This task calls for copying every line of the records that includes the word "cuenta".

Dataset rows for apps and sites
***
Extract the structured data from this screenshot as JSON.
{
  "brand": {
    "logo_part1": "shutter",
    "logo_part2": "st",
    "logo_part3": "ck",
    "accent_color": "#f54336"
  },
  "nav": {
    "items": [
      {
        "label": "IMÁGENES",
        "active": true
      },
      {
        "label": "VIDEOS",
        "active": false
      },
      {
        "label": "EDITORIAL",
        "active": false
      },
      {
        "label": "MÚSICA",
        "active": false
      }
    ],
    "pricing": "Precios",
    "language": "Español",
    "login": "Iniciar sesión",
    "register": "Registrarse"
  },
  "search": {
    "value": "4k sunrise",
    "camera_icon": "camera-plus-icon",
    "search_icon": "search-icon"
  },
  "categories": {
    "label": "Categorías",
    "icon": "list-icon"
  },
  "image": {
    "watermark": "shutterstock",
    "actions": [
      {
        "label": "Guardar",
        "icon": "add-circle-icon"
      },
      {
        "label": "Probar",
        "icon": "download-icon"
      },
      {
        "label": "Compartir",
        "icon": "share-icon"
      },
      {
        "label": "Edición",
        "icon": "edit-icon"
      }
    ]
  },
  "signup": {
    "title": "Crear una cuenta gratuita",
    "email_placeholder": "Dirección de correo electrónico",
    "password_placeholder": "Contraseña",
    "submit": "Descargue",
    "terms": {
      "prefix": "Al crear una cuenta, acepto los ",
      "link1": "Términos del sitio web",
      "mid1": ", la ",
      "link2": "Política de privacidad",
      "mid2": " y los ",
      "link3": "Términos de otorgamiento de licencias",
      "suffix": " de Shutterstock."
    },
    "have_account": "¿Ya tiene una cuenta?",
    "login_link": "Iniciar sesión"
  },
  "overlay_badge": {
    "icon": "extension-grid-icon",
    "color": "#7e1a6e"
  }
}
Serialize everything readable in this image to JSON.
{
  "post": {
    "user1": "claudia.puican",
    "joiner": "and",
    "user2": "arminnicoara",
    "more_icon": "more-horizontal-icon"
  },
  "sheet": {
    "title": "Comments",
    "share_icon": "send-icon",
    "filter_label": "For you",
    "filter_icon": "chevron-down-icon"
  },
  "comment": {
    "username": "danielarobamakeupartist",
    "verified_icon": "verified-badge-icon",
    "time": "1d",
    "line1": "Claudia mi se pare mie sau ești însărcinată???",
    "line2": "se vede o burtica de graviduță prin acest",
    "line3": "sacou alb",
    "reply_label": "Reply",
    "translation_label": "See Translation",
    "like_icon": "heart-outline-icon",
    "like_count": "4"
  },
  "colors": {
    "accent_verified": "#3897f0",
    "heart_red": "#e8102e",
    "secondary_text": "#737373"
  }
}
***
SOLUTION BELOW -
    "title": "Crear una cuenta gratuita",
      "prefix": "Al crear una cuenta, acepto los ",
    "have_account": "¿Ya tiene una cuenta?",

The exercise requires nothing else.